A Jeep Wrangler may be a terrific summer escape vehicle, but it didn’t wow our two testers during winter excursions, especially in downtown Chicago. However, it was clear which one of our dynamic duo liked Jeep’s four-door Wrangler more.
Amanda: The Jeep Wrangler Unlimited is a tricky car to review. From what I can tell, many Wrangler fans are fans for life, and most of the issues I had with the rugged off-roader probably wouldn’t bother a driver who is likely looking for very different things in their SUV than I am. I had never driven a Wrangler prior to this, and overall I did like the four-door version much more than I thought I would.
Beth: I just couldn’t figure out the appeal. I like the look of the two-door Wrangler — though probably not enough to buy one — but the four-door version doesn’t even have that going for it. It looks like a Dodge Nitro and was about as enjoyable to drive — and neither of those statements are compliments.
Amanda: Maybe I’m more forgiving of the Wrangler considering I typically like SUVs more than you do. I thought the looks of the two-door version translated pretty well to the four-door. I could easily see how someone who had a Wrangler in, say, college would graduate to the Unlimited once he needed to carry a child-safety seat in the back instead of a couple of buddies on a camping trip. I was expecting the seats to be incredibly uncomfortable and the ride to be rocky and jostling, but I didn’t find that to be the case at all. Although I wouldn’t want to spend hours and hours on the interstate in it with its iffy gas mileage and sluggish acceleration, that’s not really what this car is for.

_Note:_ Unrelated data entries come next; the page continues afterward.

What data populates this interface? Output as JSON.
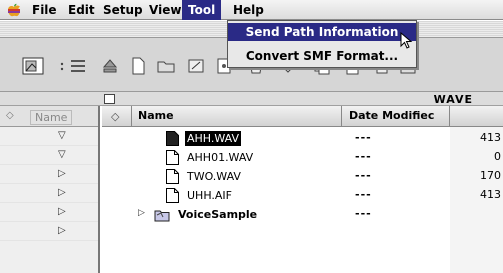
{
  "menubar": {
    "apple_icon": "apple-icon",
    "items": [
      {
        "label": "File"
      },
      {
        "label": "Edit"
      },
      {
        "label": "Setup"
      },
      {
        "label": "View"
      },
      {
        "label": "Tool"
      },
      {
        "label": "Help"
      }
    ],
    "active_index": 4
  },
  "tool_menu": {
    "items": [
      {
        "label": "Send Path Information",
        "highlighted": true
      },
      {
        "label": "Convert SMF Format...",
        "highlighted": false
      }
    ]
  },
  "window": {
    "folder_title": "WAVE"
  },
  "left_panel": {
    "header": "Name"
  },
  "file_list": {
    "columns": {
      "name": "Name",
      "date": "Date Modifiec"
    },
    "rows": [
      {
        "name": "AHH.WAV",
        "date": "---",
        "size": "413",
        "selected": true,
        "kind": "file"
      },
      {
        "name": "AHH01.WAV",
        "date": "---",
        "size": "0",
        "selected": false,
        "kind": "file"
      },
      {
        "name": "TWO.WAV",
        "date": "---",
        "size": "170",
        "selected": false,
        "kind": "file"
      },
      {
        "name": "UHH.AIF",
        "date": "---",
        "size": "413",
        "selected": false,
        "kind": "file"
      },
      {
        "name": "VoiceSample",
        "date": "---",
        "size": "",
        "selected": false,
        "kind": "folder"
      }
    ]
  },
  "colors": {
    "menu_highlight": "#2a2a86",
    "selection": "#000000"
  }
}
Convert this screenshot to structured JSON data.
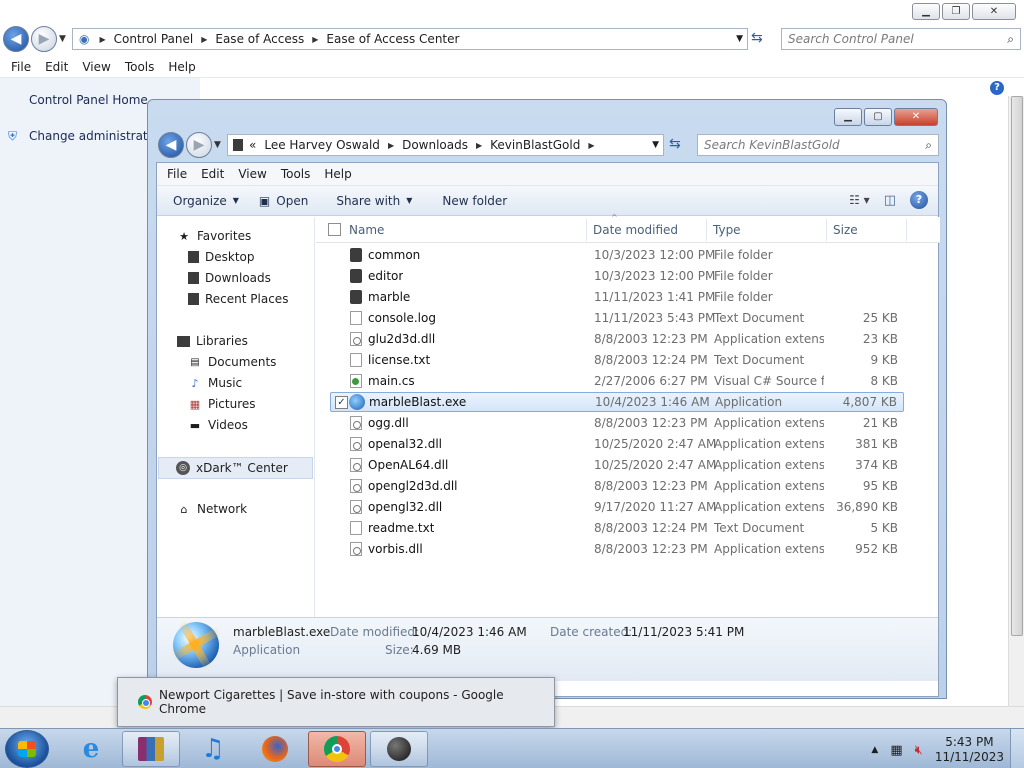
{
  "control_panel": {
    "breadcrumb": [
      "Control Panel",
      "Ease of Access",
      "Ease of Access Center"
    ],
    "search_placeholder": "Search Control Panel",
    "menu": [
      "File",
      "Edit",
      "View",
      "Tools",
      "Help"
    ],
    "sidebar_links": [
      "Control Panel Home",
      "Change administrative"
    ]
  },
  "explorer": {
    "breadcrumb": [
      "Lee Harvey Oswald",
      "Downloads",
      "KevinBlastGold"
    ],
    "overflow_marker": "«",
    "search_placeholder": "Search KevinBlastGold",
    "menu": [
      "File",
      "Edit",
      "View",
      "Tools",
      "Help"
    ],
    "toolbar": {
      "organize": "Organize",
      "open": "Open",
      "share_with": "Share with",
      "new_folder": "New folder"
    },
    "nav": {
      "favorites": "Favorites",
      "favorites_items": [
        "Desktop",
        "Downloads",
        "Recent Places"
      ],
      "libraries": "Libraries",
      "libraries_items": [
        "Documents",
        "Music",
        "Pictures",
        "Videos"
      ],
      "xdark": "xDark™ Center",
      "network": "Network"
    },
    "columns": {
      "name": "Name",
      "date": "Date modified",
      "type": "Type",
      "size": "Size"
    },
    "files": [
      {
        "name": "common",
        "date": "10/3/2023 12:00 PM",
        "type": "File folder",
        "size": "",
        "icon": "folder-icon"
      },
      {
        "name": "editor",
        "date": "10/3/2023 12:00 PM",
        "type": "File folder",
        "size": "",
        "icon": "folder-icon"
      },
      {
        "name": "marble",
        "date": "11/11/2023 1:41 PM",
        "type": "File folder",
        "size": "",
        "icon": "folder-icon"
      },
      {
        "name": "console.log",
        "date": "11/11/2023 5:43 PM",
        "type": "Text Document",
        "size": "25 KB",
        "icon": "document-icon"
      },
      {
        "name": "glu2d3d.dll",
        "date": "8/8/2003 12:23 PM",
        "type": "Application extens...",
        "size": "23 KB",
        "icon": "dll-icon"
      },
      {
        "name": "license.txt",
        "date": "8/8/2003 12:24 PM",
        "type": "Text Document",
        "size": "9 KB",
        "icon": "document-icon"
      },
      {
        "name": "main.cs",
        "date": "2/27/2006 6:27 PM",
        "type": "Visual C# Source f...",
        "size": "8 KB",
        "icon": "csharp-icon"
      },
      {
        "name": "marbleBlast.exe",
        "date": "10/4/2023 1:46 AM",
        "type": "Application",
        "size": "4,807 KB",
        "icon": "exe-icon"
      },
      {
        "name": "ogg.dll",
        "date": "8/8/2003 12:23 PM",
        "type": "Application extens...",
        "size": "21 KB",
        "icon": "dll-icon"
      },
      {
        "name": "openal32.dll",
        "date": "10/25/2020 2:47 AM",
        "type": "Application extens...",
        "size": "381 KB",
        "icon": "dll-icon"
      },
      {
        "name": "OpenAL64.dll",
        "date": "10/25/2020 2:47 AM",
        "type": "Application extens...",
        "size": "374 KB",
        "icon": "dll-icon"
      },
      {
        "name": "opengl2d3d.dll",
        "date": "8/8/2003 12:23 PM",
        "type": "Application extens...",
        "size": "95 KB",
        "icon": "dll-icon"
      },
      {
        "name": "opengl32.dll",
        "date": "9/17/2020 11:27 AM",
        "type": "Application extens...",
        "size": "36,890 KB",
        "icon": "dll-icon"
      },
      {
        "name": "readme.txt",
        "date": "8/8/2003 12:24 PM",
        "type": "Text Document",
        "size": "5 KB",
        "icon": "document-icon"
      },
      {
        "name": "vorbis.dll",
        "date": "8/8/2003 12:23 PM",
        "type": "Application extens...",
        "size": "952 KB",
        "icon": "dll-icon"
      }
    ],
    "selected_file": "marbleBlast.exe",
    "details": {
      "name": "marbleBlast.exe",
      "type": "Application",
      "date_modified_label": "Date modified:",
      "date_modified": "10/4/2023 1:46 AM",
      "date_created_label": "Date created:",
      "date_created": "11/11/2023 5:41 PM",
      "size_label": "Size:",
      "size": "4.69 MB"
    }
  },
  "chrome_tooltip": {
    "text": "Newport Cigarettes | Save in-store with coupons - Google Chrome"
  },
  "taskbar": {
    "apps": [
      "start-orb",
      "internet-explorer-icon",
      "winrar-icon",
      "itunes-icon",
      "firefox-icon",
      "chrome-icon",
      "marbleblast-icon"
    ],
    "clock_time": "5:43 PM",
    "clock_date": "11/11/2023"
  }
}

Beth: Fair enough, but my issues with the Wrangler had more to do with the interior than anything else. Everything inside this car is straight up and down; I felt like I was driving a school bus. Apart from it all being kind of severe to look at, it also created a practical visual problem for me: With the seat pulled up far enough for my admittedly short legs to work the pedals, I couldn’t even see the tops of the climate-control dials — and, more importantly, what setting I was switching them to — because they were blocked by the stereo above them. Speaking of that stereo, it includes auxiliary and USB jacks for my iPod, but there’s nowhere to rest the player while it’s plugged in. The whole thing just felt illogical and poorly planned.
Amanda: If you can’t get into a comfortable driving position I can definitely see why you wouldn’t be all that thrilled with the interior. The plastic, plain interior was pretty much what I was expecting, so I was neither impressed nor let down. My major issue with the interior was that with the hardtop installed I had a very difficult time parallel parking this thing. The rear window was so tiny and the Wrangler was so high off the ground that I had to get out of the car a few times to see how close I was to the car behind me. If you’re not dealing with tight city streets, though, it probably wouldn’t be as much of an issue. It’s too bad we didn’t get a chance to drive the Wrangler in the summer minus the hardtop — I have a feeling it would be a much different experience.